Read through the data and count the lines that contain the string "Save"; give only the result.

# [Material shown]
**********

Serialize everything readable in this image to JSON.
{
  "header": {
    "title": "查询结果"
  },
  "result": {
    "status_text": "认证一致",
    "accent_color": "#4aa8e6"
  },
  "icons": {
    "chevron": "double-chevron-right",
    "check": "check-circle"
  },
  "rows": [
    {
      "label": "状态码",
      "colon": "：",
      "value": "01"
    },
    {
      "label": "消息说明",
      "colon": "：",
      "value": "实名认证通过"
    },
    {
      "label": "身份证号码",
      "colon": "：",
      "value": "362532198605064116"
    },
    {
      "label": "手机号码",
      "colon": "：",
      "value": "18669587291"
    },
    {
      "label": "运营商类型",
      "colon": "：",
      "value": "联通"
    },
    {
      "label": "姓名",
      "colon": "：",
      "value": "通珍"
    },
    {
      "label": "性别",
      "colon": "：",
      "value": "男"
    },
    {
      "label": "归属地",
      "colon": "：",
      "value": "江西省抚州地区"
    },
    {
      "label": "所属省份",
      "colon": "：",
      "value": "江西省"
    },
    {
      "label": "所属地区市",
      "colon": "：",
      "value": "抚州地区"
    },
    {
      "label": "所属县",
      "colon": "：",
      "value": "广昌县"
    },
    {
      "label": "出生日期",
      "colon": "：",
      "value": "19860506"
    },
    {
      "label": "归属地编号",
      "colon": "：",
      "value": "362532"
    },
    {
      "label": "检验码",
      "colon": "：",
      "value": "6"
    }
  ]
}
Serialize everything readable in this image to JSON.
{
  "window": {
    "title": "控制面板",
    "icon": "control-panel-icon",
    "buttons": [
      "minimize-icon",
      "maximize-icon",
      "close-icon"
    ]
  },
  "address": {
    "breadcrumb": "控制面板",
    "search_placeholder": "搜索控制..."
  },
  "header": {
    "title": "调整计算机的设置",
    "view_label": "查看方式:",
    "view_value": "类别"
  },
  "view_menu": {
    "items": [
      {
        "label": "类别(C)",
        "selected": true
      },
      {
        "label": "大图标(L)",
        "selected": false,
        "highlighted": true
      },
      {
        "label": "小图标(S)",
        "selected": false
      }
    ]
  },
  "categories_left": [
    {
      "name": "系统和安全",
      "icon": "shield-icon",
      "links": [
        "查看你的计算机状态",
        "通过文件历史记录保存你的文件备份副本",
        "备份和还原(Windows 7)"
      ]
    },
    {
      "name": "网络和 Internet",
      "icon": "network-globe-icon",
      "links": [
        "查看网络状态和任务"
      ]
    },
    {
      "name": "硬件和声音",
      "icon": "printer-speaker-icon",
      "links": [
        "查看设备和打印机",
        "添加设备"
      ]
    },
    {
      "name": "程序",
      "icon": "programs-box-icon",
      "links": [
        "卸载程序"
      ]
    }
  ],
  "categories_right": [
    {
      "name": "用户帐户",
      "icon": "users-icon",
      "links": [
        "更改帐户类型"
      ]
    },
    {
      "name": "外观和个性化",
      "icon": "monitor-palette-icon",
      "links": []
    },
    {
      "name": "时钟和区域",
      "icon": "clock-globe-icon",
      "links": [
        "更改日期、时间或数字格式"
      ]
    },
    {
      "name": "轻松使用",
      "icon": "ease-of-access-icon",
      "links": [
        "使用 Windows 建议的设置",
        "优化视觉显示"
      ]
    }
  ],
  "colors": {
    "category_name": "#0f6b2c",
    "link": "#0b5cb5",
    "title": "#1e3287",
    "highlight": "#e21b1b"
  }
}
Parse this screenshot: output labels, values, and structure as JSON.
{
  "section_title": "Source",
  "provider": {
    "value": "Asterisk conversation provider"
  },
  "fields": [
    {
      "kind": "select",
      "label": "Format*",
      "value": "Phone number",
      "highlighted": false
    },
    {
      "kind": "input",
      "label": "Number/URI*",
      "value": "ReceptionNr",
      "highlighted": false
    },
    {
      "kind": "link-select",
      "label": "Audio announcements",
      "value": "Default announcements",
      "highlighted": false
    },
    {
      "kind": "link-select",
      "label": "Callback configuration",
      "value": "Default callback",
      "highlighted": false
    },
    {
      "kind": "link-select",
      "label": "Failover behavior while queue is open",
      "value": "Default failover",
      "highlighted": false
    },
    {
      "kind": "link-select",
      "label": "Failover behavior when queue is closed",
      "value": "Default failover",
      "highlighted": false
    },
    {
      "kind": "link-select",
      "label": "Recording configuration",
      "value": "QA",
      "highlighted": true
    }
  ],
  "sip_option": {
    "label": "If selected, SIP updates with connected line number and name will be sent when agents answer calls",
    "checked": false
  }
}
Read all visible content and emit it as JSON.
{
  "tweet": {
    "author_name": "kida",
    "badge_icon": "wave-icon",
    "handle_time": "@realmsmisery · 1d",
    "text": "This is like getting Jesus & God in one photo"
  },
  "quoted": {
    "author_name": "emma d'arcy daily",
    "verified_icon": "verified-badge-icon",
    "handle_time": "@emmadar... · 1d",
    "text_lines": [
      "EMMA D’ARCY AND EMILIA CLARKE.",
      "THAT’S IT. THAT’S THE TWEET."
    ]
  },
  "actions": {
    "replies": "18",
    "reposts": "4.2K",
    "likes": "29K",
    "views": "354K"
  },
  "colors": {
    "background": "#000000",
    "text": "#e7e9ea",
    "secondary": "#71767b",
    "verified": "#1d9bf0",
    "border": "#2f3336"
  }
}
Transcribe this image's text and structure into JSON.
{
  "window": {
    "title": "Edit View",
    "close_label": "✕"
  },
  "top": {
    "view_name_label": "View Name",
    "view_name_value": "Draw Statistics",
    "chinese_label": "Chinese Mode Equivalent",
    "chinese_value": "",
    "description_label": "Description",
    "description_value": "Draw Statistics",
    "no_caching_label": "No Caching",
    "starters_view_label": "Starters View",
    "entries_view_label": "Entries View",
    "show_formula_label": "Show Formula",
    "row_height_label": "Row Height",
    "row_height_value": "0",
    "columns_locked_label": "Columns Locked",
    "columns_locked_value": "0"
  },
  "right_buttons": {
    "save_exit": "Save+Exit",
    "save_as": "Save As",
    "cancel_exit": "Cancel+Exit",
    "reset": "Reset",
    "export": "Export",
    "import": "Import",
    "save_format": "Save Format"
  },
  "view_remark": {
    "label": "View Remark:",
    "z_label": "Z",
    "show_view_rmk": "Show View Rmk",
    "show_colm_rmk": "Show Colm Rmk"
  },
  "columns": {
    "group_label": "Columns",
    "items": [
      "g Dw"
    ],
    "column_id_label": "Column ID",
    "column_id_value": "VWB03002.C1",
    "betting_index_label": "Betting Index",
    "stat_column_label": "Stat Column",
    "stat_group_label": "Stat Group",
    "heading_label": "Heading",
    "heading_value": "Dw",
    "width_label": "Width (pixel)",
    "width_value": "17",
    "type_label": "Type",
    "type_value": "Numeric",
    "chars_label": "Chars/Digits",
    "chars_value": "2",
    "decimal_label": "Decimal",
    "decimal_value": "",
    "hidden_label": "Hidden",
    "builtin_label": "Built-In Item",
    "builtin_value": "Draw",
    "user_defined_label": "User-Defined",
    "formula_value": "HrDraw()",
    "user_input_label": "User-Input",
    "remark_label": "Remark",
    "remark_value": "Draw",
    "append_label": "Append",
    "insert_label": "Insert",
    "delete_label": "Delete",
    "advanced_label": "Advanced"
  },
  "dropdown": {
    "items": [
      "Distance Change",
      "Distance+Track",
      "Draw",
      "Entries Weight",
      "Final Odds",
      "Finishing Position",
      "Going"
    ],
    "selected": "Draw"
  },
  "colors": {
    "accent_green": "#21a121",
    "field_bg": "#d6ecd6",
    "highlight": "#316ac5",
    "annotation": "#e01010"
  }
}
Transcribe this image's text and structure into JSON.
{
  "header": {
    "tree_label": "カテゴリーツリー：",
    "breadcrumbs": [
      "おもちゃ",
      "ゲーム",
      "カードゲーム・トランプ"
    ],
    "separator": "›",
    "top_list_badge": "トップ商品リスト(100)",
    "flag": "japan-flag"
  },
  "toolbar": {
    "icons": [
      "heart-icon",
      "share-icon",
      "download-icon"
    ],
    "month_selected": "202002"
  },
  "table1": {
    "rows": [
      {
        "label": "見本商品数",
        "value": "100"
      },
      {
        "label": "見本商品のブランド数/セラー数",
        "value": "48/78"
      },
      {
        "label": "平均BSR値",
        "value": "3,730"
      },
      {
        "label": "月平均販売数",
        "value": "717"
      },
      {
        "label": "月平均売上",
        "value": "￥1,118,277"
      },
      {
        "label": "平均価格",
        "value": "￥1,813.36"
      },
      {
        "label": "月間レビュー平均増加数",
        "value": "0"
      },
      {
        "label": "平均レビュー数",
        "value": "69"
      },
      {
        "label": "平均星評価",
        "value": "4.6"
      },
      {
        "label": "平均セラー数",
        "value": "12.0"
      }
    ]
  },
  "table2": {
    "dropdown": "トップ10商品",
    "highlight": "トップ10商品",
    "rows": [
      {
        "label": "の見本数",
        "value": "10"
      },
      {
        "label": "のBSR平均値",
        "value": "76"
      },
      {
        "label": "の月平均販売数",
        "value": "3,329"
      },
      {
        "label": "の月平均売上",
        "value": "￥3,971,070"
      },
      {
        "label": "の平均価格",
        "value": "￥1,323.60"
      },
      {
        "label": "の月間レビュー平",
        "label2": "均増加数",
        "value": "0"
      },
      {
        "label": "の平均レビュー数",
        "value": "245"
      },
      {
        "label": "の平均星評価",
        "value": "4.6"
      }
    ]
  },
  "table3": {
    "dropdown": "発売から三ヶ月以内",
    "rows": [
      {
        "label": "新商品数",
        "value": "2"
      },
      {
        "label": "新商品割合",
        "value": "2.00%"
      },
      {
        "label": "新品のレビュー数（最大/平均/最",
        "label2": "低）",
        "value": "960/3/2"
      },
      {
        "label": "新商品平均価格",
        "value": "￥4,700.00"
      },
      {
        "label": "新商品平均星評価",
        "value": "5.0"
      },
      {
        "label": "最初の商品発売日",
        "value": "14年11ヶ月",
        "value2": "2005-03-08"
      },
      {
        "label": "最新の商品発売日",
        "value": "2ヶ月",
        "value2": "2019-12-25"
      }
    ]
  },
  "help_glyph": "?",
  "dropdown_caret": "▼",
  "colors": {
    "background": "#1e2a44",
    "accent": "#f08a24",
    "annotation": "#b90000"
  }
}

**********

# [Task response]
3